Recorded data
━━━━━━━━
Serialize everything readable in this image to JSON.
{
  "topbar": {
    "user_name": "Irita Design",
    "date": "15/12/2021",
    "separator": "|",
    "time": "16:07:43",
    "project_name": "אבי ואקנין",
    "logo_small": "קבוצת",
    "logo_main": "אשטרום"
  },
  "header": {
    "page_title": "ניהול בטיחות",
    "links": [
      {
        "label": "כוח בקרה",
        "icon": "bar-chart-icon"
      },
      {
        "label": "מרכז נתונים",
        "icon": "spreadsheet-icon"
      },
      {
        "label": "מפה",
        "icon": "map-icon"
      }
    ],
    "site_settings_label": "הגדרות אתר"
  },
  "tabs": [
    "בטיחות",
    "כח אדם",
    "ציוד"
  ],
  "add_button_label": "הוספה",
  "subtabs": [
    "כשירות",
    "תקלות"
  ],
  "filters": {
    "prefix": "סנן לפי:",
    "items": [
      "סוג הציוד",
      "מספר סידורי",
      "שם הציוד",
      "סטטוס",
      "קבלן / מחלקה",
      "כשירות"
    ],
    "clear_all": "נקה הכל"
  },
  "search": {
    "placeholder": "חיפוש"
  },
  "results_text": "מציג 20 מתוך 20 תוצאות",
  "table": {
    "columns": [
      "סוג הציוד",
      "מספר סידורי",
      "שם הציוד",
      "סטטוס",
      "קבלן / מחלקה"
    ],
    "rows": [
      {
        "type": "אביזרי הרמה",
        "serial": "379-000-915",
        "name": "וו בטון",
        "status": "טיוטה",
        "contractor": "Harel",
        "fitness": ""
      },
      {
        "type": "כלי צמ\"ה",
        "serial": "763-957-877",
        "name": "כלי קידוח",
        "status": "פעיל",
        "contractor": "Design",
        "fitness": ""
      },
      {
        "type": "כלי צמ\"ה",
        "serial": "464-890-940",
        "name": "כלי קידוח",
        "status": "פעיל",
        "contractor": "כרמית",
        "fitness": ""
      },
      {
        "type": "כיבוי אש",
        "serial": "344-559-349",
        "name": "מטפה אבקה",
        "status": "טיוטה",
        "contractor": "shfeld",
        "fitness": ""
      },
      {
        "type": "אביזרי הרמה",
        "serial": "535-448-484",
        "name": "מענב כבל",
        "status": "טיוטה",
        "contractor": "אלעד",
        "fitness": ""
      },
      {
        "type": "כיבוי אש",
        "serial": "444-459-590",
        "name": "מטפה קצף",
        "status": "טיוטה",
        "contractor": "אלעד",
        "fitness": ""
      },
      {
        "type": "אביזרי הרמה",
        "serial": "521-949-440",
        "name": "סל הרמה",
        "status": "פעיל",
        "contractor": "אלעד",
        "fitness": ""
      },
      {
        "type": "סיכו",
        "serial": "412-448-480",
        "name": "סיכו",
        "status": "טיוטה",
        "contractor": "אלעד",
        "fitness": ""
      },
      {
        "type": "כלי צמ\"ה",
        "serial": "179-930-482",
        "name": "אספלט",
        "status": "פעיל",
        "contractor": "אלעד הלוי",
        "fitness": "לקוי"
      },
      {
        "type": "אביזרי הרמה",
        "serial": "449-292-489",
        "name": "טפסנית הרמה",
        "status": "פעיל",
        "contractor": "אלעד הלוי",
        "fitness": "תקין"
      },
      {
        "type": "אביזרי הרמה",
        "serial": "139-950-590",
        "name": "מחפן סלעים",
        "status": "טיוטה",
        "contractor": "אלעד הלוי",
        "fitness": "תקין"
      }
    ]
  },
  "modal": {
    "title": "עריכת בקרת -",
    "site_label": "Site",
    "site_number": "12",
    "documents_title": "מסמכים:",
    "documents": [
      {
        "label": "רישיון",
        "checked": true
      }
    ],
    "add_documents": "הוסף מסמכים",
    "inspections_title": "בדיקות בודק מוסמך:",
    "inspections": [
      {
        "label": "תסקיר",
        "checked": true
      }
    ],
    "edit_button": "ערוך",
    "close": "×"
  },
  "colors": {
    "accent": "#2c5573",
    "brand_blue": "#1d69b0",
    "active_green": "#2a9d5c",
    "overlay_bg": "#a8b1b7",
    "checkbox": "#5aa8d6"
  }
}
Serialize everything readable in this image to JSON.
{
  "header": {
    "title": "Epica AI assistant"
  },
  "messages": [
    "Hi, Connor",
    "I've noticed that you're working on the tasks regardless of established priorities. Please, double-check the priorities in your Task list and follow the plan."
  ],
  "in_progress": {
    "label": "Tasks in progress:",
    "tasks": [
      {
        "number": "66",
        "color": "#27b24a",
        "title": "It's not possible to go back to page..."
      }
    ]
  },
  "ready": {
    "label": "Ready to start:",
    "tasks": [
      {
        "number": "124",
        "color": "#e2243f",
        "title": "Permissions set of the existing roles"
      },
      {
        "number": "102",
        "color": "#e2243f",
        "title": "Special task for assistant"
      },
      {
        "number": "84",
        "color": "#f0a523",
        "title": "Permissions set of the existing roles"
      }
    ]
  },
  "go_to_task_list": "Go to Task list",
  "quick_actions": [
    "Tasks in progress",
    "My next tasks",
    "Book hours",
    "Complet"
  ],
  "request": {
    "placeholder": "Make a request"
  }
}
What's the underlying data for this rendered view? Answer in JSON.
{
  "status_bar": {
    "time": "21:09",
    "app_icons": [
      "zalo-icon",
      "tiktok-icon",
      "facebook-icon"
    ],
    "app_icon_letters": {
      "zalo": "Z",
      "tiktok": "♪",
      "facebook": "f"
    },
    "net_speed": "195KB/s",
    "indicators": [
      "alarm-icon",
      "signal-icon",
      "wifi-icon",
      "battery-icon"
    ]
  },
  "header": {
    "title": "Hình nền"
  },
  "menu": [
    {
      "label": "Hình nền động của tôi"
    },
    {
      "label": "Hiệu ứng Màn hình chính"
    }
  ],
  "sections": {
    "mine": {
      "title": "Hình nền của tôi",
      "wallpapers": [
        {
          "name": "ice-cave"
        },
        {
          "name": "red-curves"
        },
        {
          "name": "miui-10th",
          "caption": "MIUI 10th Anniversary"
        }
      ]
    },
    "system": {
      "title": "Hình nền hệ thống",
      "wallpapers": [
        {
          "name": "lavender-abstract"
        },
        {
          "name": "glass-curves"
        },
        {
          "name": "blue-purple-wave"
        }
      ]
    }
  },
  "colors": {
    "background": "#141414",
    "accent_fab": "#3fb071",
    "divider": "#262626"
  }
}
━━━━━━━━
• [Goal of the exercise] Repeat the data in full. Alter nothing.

• [Task answer]
Serialize everything readable in this image to JSON.
{
  "topbar": {
    "user_name": "Irita Design",
    "date": "15/12/2021",
    "separator": "|",
    "time": "16:07:43",
    "project_name": "אבי ואקנין",
    "logo_small": "קבוצת",
    "logo_main": "אשטרום"
  },
  "header": {
    "page_title": "ניהול בטיחות",
    "links": [
      {
        "label": "כוח בקרה",
        "icon": "bar-chart-icon"
      },
      {
        "label": "מרכז נתונים",
        "icon": "spreadsheet-icon"
      },
      {
        "label": "מפה",
        "icon": "map-icon"
      }
    ],
    "site_settings_label": "הגדרות אתר"
  },
  "tabs": [
    "בטיחות",
    "כח אדם",
    "ציוד"
  ],
  "add_button_label": "הוספה",
  "subtabs": [
    "כשירות",
    "תקלות"
  ],
  "filters": {
    "prefix": "סנן לפי:",
    "items": [
      "סוג הציוד",
      "מספר סידורי",
      "שם הציוד",
      "סטטוס",
      "קבלן / מחלקה",
      "כשירות"
    ],
    "clear_all": "נקה הכל"
  },
  "search": {
    "placeholder": "חיפוש"
  },
  "results_text": "מציג 20 מתוך 20 תוצאות",
  "table": {
    "columns": [
      "סוג הציוד",
      "מספר סידורי",
      "שם הציוד",
      "סטטוס",
      "קבלן / מחלקה"
    ],
    "rows": [
      {
        "type": "אביזרי הרמה",
        "serial": "379-000-915",
        "name": "וו בטון",
        "status": "טיוטה",
        "contractor": "Harel",
        "fitness": ""
      },
      {
        "type": "כלי צמ\"ה",
        "serial": "763-957-877",
        "name": "כלי קידוח",
        "status": "פעיל",
        "contractor": "Design",
        "fitness": ""
      },
      {
        "type": "כלי צמ\"ה",
        "serial": "464-890-940",
        "name": "כלי קידוח",
        "status": "פעיל",
        "contractor": "כרמית",
        "fitness": ""
      },
      {
        "type": "כיבוי אש",
        "serial": "344-559-349",
        "name": "מטפה אבקה",
        "status": "טיוטה",
        "contractor": "shfeld",
        "fitness": ""
      },
      {
        "type": "אביזרי הרמה",
        "serial": "535-448-484",
        "name": "מענב כבל",
        "status": "טיוטה",
        "contractor": "אלעד",
        "fitness": ""
      },
      {
        "type": "כיבוי אש",
        "serial": "444-459-590",
        "name": "מטפה קצף",
        "status": "טיוטה",
        "contractor": "אלעד",
        "fitness": ""
      },
      {
        "type": "אביזרי הרמה",
        "serial": "521-949-440",
        "name": "סל הרמה",
        "status": "פעיל",
        "contractor": "אלעד",
        "fitness": ""
      },
      {
        "type": "סיכו",
        "serial": "412-448-480",
        "name": "סיכו",
        "status": "טיוטה",
        "contractor": "אלעד",
        "fitness": ""
      },
      {
        "type": "כלי צמ\"ה",
        "serial": "179-930-482",
        "name": "אספלט",
        "status": "פעיל",
        "contractor": "אלעד הלוי",
        "fitness": "לקוי"
      },
      {
        "type": "אביזרי הרמה",
        "serial": "449-292-489",
        "name": "טפסנית הרמה",
        "status": "פעיל",
        "contractor": "אלעד הלוי",
        "fitness": "תקין"
      },
      {
        "type": "אביזרי הרמה",
        "serial": "139-950-590",
        "name": "מחפן סלעים",
        "status": "טיוטה",
        "contractor": "אלעד הלוי",
        "fitness": "תקין"
      }
    ]
  },
  "modal": {
    "title": "עריכת בקרת -",
    "site_label": "Site",
    "site_number": "12",
    "documents_title": "מסמכים:",
    "documents": [
      {
        "label": "רישיון",
        "checked": true
      }
    ],
    "add_documents": "הוסף מסמכים",
    "inspections_title": "בדיקות בודק מוסמך:",
    "inspections": [
      {
        "label": "תסקיר",
        "checked": true
      }
    ],
    "edit_button": "ערוך",
    "close": "×"
  },
  "colors": {
    "accent": "#2c5573",
    "brand_blue": "#1d69b0",
    "active_green": "#2a9d5c",
    "overlay_bg": "#a8b1b7",
    "checkbox": "#5aa8d6"
  }
}
Serialize everything readable in this image to JSON.
{
  "header": {
    "title": "Epica AI assistant"
  },
  "messages": [
    "Hi, Connor",
    "I've noticed that you're working on the tasks regardless of established priorities. Please, double-check the priorities in your Task list and follow the plan."
  ],
  "in_progress": {
    "label": "Tasks in progress:",
    "tasks": [
      {
        "number": "66",
        "color": "#27b24a",
        "title": "It's not possible to go back to page..."
      }
    ]
  },
  "ready": {
    "label": "Ready to start:",
    "tasks": [
      {
        "number": "124",
        "color": "#e2243f",
        "title": "Permissions set of the existing roles"
      },
      {
        "number": "102",
        "color": "#e2243f",
        "title": "Special task for assistant"
      },
      {
        "number": "84",
        "color": "#f0a523",
        "title": "Permissions set of the existing roles"
      }
    ]
  },
  "go_to_task_list": "Go to Task list",
  "quick_actions": [
    "Tasks in progress",
    "My next tasks",
    "Book hours",
    "Complet"
  ],
  "request": {
    "placeholder": "Make a request"
  }
}
What's the underlying data for this rendered view? Answer in JSON.
{
  "status_bar": {
    "time": "21:09",
    "app_icons": [
      "zalo-icon",
      "tiktok-icon",
      "facebook-icon"
    ],
    "app_icon_letters": {
      "zalo": "Z",
      "tiktok": "♪",
      "facebook": "f"
    },
    "net_speed": "195KB/s",
    "indicators": [
      "alarm-icon",
      "signal-icon",
      "wifi-icon",
      "battery-icon"
    ]
  },
  "header": {
    "title": "Hình nền"
  },
  "menu": [
    {
      "label": "Hình nền động của tôi"
    },
    {
      "label": "Hiệu ứng Màn hình chính"
    }
  ],
  "sections": {
    "mine": {
      "title": "Hình nền của tôi",
      "wallpapers": [
        {
          "name": "ice-cave"
        },
        {
          "name": "red-curves"
        },
        {
          "name": "miui-10th",
          "caption": "MIUI 10th Anniversary"
        }
      ]
    },
    "system": {
      "title": "Hình nền hệ thống",
      "wallpapers": [
        {
          "name": "lavender-abstract"
        },
        {
          "name": "glass-curves"
        },
        {
          "name": "blue-purple-wave"
        }
      ]
    }
  },
  "colors": {
    "background": "#141414",
    "accent_fab": "#3fb071",
    "divider": "#262626"
  }
}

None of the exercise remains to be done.